Some other good material

These are links that I think could be useful to you, but I haven’t personally vetted their quality.

Interesting Go projects to explore

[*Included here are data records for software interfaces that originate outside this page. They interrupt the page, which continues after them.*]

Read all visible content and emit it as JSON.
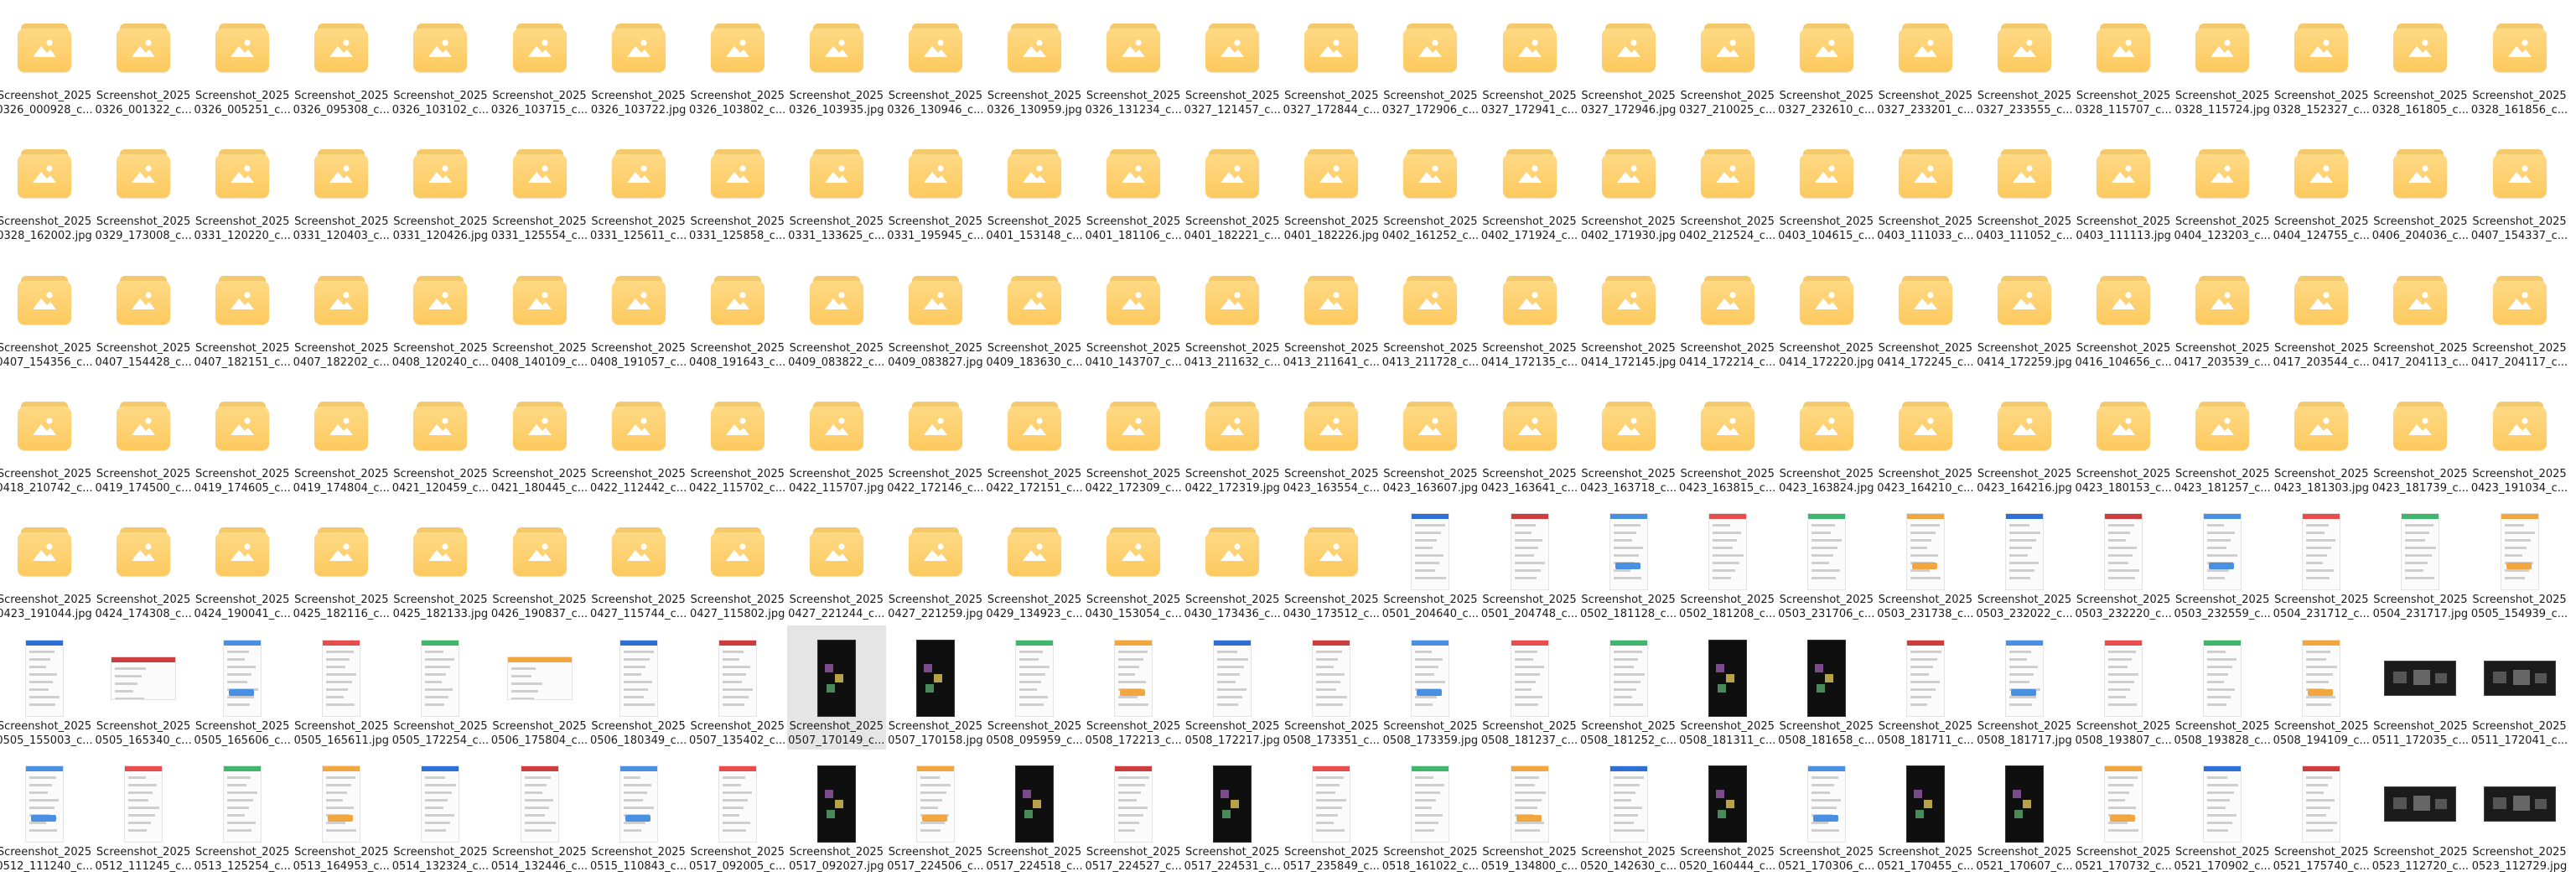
{
  "explorer": {
    "files": [
      [
        "Screenshot_2025",
        "0326_000928_c..."
      ],
      [
        "Screenshot_2025",
        "0326_001322_c..."
      ],
      [
        "Screenshot_2025",
        "0326_005251_c..."
      ],
      [
        "Screenshot_2025",
        "0326_095308_c..."
      ],
      [
        "Screenshot_2025",
        "0326_103102_c..."
      ],
      [
        "Screenshot_2025",
        "0326_103715_c..."
      ],
      [
        "Screenshot_2025",
        "0326_103722.jpg"
      ],
      [
        "Screenshot_2025",
        "0326_103802_c..."
      ],
      [
        "Screenshot_2025",
        "0326_103935.jpg"
      ],
      [
        "Screenshot_2025",
        "0326_130946_c..."
      ],
      [
        "Screenshot_2025",
        "0326_130959.jpg"
      ],
      [
        "Screenshot_2025",
        "0326_131234_c..."
      ],
      [
        "Screenshot_2025",
        "0327_121457_c..."
      ],
      [
        "Screenshot_2025",
        "0327_172844_c..."
      ],
      [
        "Screenshot_2025",
        "0327_172906_c..."
      ],
      [
        "Screenshot_2025",
        "0327_172941_c..."
      ],
      [
        "Screenshot_2025",
        "0327_172946.jpg"
      ],
      [
        "Screenshot_2025",
        "0327_210025_c..."
      ],
      [
        "Screenshot_2025",
        "0327_232610_c..."
      ],
      [
        "Screenshot_2025",
        "0327_233201_c..."
      ],
      [
        "Screenshot_2025",
        "0327_233555_c..."
      ],
      [
        "Screenshot_2025",
        "0328_115707_c..."
      ],
      [
        "Screenshot_2025",
        "0328_115724.jpg"
      ],
      [
        "Screenshot_2025",
        "0328_152327_c..."
      ],
      [
        "Screenshot_2025",
        "0328_161805_c..."
      ],
      [
        "Screenshot_2025",
        "0328_161856_c..."
      ],
      [
        "Screenshot_2025",
        "0328_162002.jpg"
      ],
      [
        "Screenshot_2025",
        "0329_173008_c..."
      ],
      [
        "Screenshot_2025",
        "0331_120220_c..."
      ],
      [
        "Screenshot_2025",
        "0331_120403_c..."
      ],
      [
        "Screenshot_2025",
        "0331_120426.jpg"
      ],
      [
        "Screenshot_2025",
        "0331_125554_c..."
      ],
      [
        "Screenshot_2025",
        "0331_125611_c..."
      ],
      [
        "Screenshot_2025",
        "0331_125858_c..."
      ],
      [
        "Screenshot_2025",
        "0331_133625_c..."
      ],
      [
        "Screenshot_2025",
        "0331_195945_c..."
      ],
      [
        "Screenshot_2025",
        "0401_153148_c..."
      ],
      [
        "Screenshot_2025",
        "0401_181106_c..."
      ],
      [
        "Screenshot_2025",
        "0401_182221_c..."
      ],
      [
        "Screenshot_2025",
        "0401_182226.jpg"
      ],
      [
        "Screenshot_2025",
        "0402_161252_c..."
      ],
      [
        "Screenshot_2025",
        "0402_171924_c..."
      ],
      [
        "Screenshot_2025",
        "0402_171930.jpg"
      ],
      [
        "Screenshot_2025",
        "0402_212524_c..."
      ],
      [
        "Screenshot_2025",
        "0403_104615_c..."
      ],
      [
        "Screenshot_2025",
        "0403_111033_c..."
      ],
      [
        "Screenshot_2025",
        "0403_111052_c..."
      ],
      [
        "Screenshot_2025",
        "0403_111113.jpg"
      ],
      [
        "Screenshot_2025",
        "0404_123203_c..."
      ],
      [
        "Screenshot_2025",
        "0404_124755_c..."
      ],
      [
        "Screenshot_2025",
        "0406_204036_c..."
      ],
      [
        "Screenshot_2025",
        "0407_154337_c..."
      ],
      [
        "Screenshot_2025",
        "0407_154356_c..."
      ],
      [
        "Screenshot_2025",
        "0407_154428_c..."
      ],
      [
        "Screenshot_2025",
        "0407_182151_c..."
      ],
      [
        "Screenshot_2025",
        "0407_182202_c..."
      ],
      [
        "Screenshot_2025",
        "0408_120240_c..."
      ],
      [
        "Screenshot_2025",
        "0408_140109_c..."
      ],
      [
        "Screenshot_2025",
        "0408_191057_c..."
      ],
      [
        "Screenshot_2025",
        "0408_191643_c..."
      ],
      [
        "Screenshot_2025",
        "0409_083822_c..."
      ],
      [
        "Screenshot_2025",
        "0409_083827.jpg"
      ],
      [
        "Screenshot_2025",
        "0409_183630_c..."
      ],
      [
        "Screenshot_2025",
        "0410_143707_c..."
      ],
      [
        "Screenshot_2025",
        "0413_211632_c..."
      ],
      [
        "Screenshot_2025",
        "0413_211641_c..."
      ],
      [
        "Screenshot_2025",
        "0413_211728_c..."
      ],
      [
        "Screenshot_2025",
        "0414_172135_c..."
      ],
      [
        "Screenshot_2025",
        "0414_172145.jpg"
      ],
      [
        "Screenshot_2025",
        "0414_172214_c..."
      ],
      [
        "Screenshot_2025",
        "0414_172220.jpg"
      ],
      [
        "Screenshot_2025",
        "0414_172245_c..."
      ],
      [
        "Screenshot_2025",
        "0414_172259.jpg"
      ],
      [
        "Screenshot_2025",
        "0416_104656_c..."
      ],
      [
        "Screenshot_2025",
        "0417_203539_c..."
      ],
      [
        "Screenshot_2025",
        "0417_203544_c..."
      ],
      [
        "Screenshot_2025",
        "0417_204113_c..."
      ],
      [
        "Screenshot_2025",
        "0417_204117_c..."
      ],
      [
        "Screenshot_2025",
        "0418_210742_c..."
      ],
      [
        "Screenshot_2025",
        "0419_174500_c..."
      ],
      [
        "Screenshot_2025",
        "0419_174605_c..."
      ],
      [
        "Screenshot_2025",
        "0419_174804_c..."
      ],
      [
        "Screenshot_2025",
        "0421_120459_c..."
      ],
      [
        "Screenshot_2025",
        "0421_180445_c..."
      ],
      [
        "Screenshot_2025",
        "0422_112442_c..."
      ],
      [
        "Screenshot_2025",
        "0422_115702_c..."
      ],
      [
        "Screenshot_2025",
        "0422_115707.jpg"
      ],
      [
        "Screenshot_2025",
        "0422_172146_c..."
      ],
      [
        "Screenshot_2025",
        "0422_172151_c..."
      ],
      [
        "Screenshot_2025",
        "0422_172309_c..."
      ],
      [
        "Screenshot_2025",
        "0422_172319.jpg"
      ],
      [
        "Screenshot_2025",
        "0423_163554_c..."
      ],
      [
        "Screenshot_2025",
        "0423_163607.jpg"
      ],
      [
        "Screenshot_2025",
        "0423_163641_c..."
      ],
      [
        "Screenshot_2025",
        "0423_163718_c..."
      ],
      [
        "Screenshot_2025",
        "0423_163815_c..."
      ],
      [
        "Screenshot_2025",
        "0423_163824.jpg"
      ],
      [
        "Screenshot_2025",
        "0423_164210_c..."
      ],
      [
        "Screenshot_2025",
        "0423_164216.jpg"
      ],
      [
        "Screenshot_2025",
        "0423_180153_c..."
      ],
      [
        "Screenshot_2025",
        "0423_181257_c..."
      ],
      [
        "Screenshot_2025",
        "0423_181303.jpg"
      ],
      [
        "Screenshot_2025",
        "0423_181739_c..."
      ],
      [
        "Screenshot_2025",
        "0423_191034_c..."
      ],
      [
        "Screenshot_2025",
        "0423_191044.jpg"
      ],
      [
        "Screenshot_2025",
        "0424_174308_c..."
      ],
      [
        "Screenshot_2025",
        "0424_190041_c..."
      ],
      [
        "Screenshot_2025",
        "0425_182116_c..."
      ],
      [
        "Screenshot_2025",
        "0425_182133.jpg"
      ],
      [
        "Screenshot_2025",
        "0426_190837_c..."
      ],
      [
        "Screenshot_2025",
        "0427_115744_c..."
      ],
      [
        "Screenshot_2025",
        "0427_115802.jpg"
      ],
      [
        "Screenshot_2025",
        "0427_221244_c..."
      ],
      [
        "Screenshot_2025",
        "0427_221259.jpg"
      ],
      [
        "Screenshot_2025",
        "0429_134923_c..."
      ],
      [
        "Screenshot_2025",
        "0430_153054_c..."
      ],
      [
        "Screenshot_2025",
        "0430_173436_c..."
      ],
      [
        "Screenshot_2025",
        "0430_173512_c..."
      ],
      [
        "Screenshot_2025",
        "0501_204640_c..."
      ],
      [
        "Screenshot_2025",
        "0501_204748_c..."
      ],
      [
        "Screenshot_2025",
        "0502_181128_c..."
      ],
      [
        "Screenshot_2025",
        "0502_181208_c..."
      ],
      [
        "Screenshot_2025",
        "0503_231706_c..."
      ],
      [
        "Screenshot_2025",
        "0503_231738_c..."
      ],
      [
        "Screenshot_2025",
        "0503_232022_c..."
      ],
      [
        "Screenshot_2025",
        "0503_232220_c..."
      ],
      [
        "Screenshot_2025",
        "0503_232559_c..."
      ],
      [
        "Screenshot_2025",
        "0504_231712_c..."
      ],
      [
        "Screenshot_2025",
        "0504_231717.jpg"
      ],
      [
        "Screenshot_2025",
        "0505_154939_c..."
      ],
      [
        "Screenshot_2025",
        "0505_155003_c..."
      ],
      [
        "Screenshot_2025",
        "0505_165340_c..."
      ],
      [
        "Screenshot_2025",
        "0505_165606_c..."
      ],
      [
        "Screenshot_2025",
        "0505_165611.jpg"
      ],
      [
        "Screenshot_2025",
        "0505_172254_c..."
      ],
      [
        "Screenshot_2025",
        "0506_175804_c..."
      ],
      [
        "Screenshot_2025",
        "0506_180349_c..."
      ],
      [
        "Screenshot_2025",
        "0507_135402_c..."
      ],
      [
        "Screenshot_2025",
        "0507_170149_c..."
      ],
      [
        "Screenshot_2025",
        "0507_170158.jpg"
      ],
      [
        "Screenshot_2025",
        "0508_095959_c..."
      ],
      [
        "Screenshot_2025",
        "0508_172213_c..."
      ],
      [
        "Screenshot_2025",
        "0508_172217.jpg"
      ],
      [
        "Screenshot_2025",
        "0508_173351_c..."
      ],
      [
        "Screenshot_2025",
        "0508_173359.jpg"
      ],
      [
        "Screenshot_2025",
        "0508_181237_c..."
      ],
      [
        "Screenshot_2025",
        "0508_181252_c..."
      ],
      [
        "Screenshot_2025",
        "0508_181311_c..."
      ],
      [
        "Screenshot_2025",
        "0508_181658_c..."
      ],
      [
        "Screenshot_2025",
        "0508_181711_c..."
      ],
      [
        "Screenshot_2025",
        "0508_181717.jpg"
      ],
      [
        "Screenshot_2025",
        "0508_193807_c..."
      ],
      [
        "Screenshot_2025",
        "0508_193828_c..."
      ],
      [
        "Screenshot_2025",
        "0508_194109_c..."
      ],
      [
        "Screenshot_2025",
        "0511_172035_c..."
      ],
      [
        "Screenshot_2025",
        "0511_172041_c..."
      ],
      [
        "Screenshot_2025",
        "0512_111240_c..."
      ],
      [
        "Screenshot_2025",
        "0512_111245_c..."
      ],
      [
        "Screenshot_2025",
        "0513_125254_c..."
      ],
      [
        "Screenshot_2025",
        "0513_164953_c..."
      ],
      [
        "Screenshot_2025",
        "0514_132324_c..."
      ],
      [
        "Screenshot_2025",
        "0514_132446_c..."
      ],
      [
        "Screenshot_2025",
        "0515_110843_c..."
      ],
      [
        "Screenshot_2025",
        "0517_092005_c..."
      ],
      [
        "Screenshot_2025",
        "0517_092027.jpg"
      ],
      [
        "Screenshot_2025",
        "0517_224506_c..."
      ],
      [
        "Screenshot_2025",
        "0517_224518_c..."
      ],
      [
        "Screenshot_2025",
        "0517_224527_c..."
      ],
      [
        "Screenshot_2025",
        "0517_224531_c..."
      ],
      [
        "Screenshot_2025",
        "0517_235849_c..."
      ],
      [
        "Screenshot_2025",
        "0518_161022_c..."
      ],
      [
        "Screenshot_2025",
        "0519_134800_c..."
      ],
      [
        "Screenshot_2025",
        "0520_142630_c..."
      ],
      [
        "Screenshot_2025",
        "0520_160444_c..."
      ],
      [
        "Screenshot_2025",
        "0521_170306_c..."
      ],
      [
        "Screenshot_2025",
        "0521_170455_c..."
      ],
      [
        "Screenshot_2025",
        "0521_170607_c..."
      ],
      [
        "Screenshot_2025",
        "0521_170732_c..."
      ],
      [
        "Screenshot_2025",
        "0521_170902_c..."
      ],
      [
        "Screenshot_2025",
        "0521_175740_c..."
      ],
      [
        "Screenshot_2025",
        "0523_112720_c..."
      ],
      [
        "Screenshot_2025",
        "0523_112729.jpg"
      ]
    ],
    "selected_index": 138,
    "placeholder_color": "#fcc95e",
    "selection_color": "#e5e5e5"
  }
}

  • Want to learn how higher-order functions, such as map, filter, reduce, flatmap, etc, can be implemented in Go using generics? Explore the code and tests in https://github.com/repeale/fp-go library. (I haven’t used this library in production, but I found it useful to understand how generics could be used in practice.)
  • If you like fp-go above, you will love go-streams (warning: it’s a bit advanced code) - https://github.com/reugn/go-streams. It implements the basic building blocks of any streaming library - Source, Flow and Sink. Look at these beautiful interfaces - Inlet, Outlet, Source, Flow, Sink and how these are composed. (I haven’t used this library in production, but I highly encourage you to explore the library code, especially the flow package). You’ll learn much about data pipelines, transformations, and streaming data handling.
  • See how good abstractions are created for writing CLI programs in Go using the script library - https://github.com/bitfield/script. Look at the Pipe abstraction and how it is used to implement commands like echo, exec, jq, etc. Each command returns a *Pipe, thus allowing us to chain function calls like script.File("test.txt").Match("Error").CountLines(). There’s a lot to learn from this library code.
  • Want to know what middlewares are in Go and how to implement them? Explore https://github.com/urfave/negroni. It has a collection of middleware implemented in Go in an idiomatic style. You’ll also learn how to test these middlewares. Some examples are:

Who built this bootcamp?

Chinmay Naik (follow him on LinkedIn and Twitter) with help from most of the other One2N engineers. If you like this bootcamp, you will love our playbook -
One2N Playbook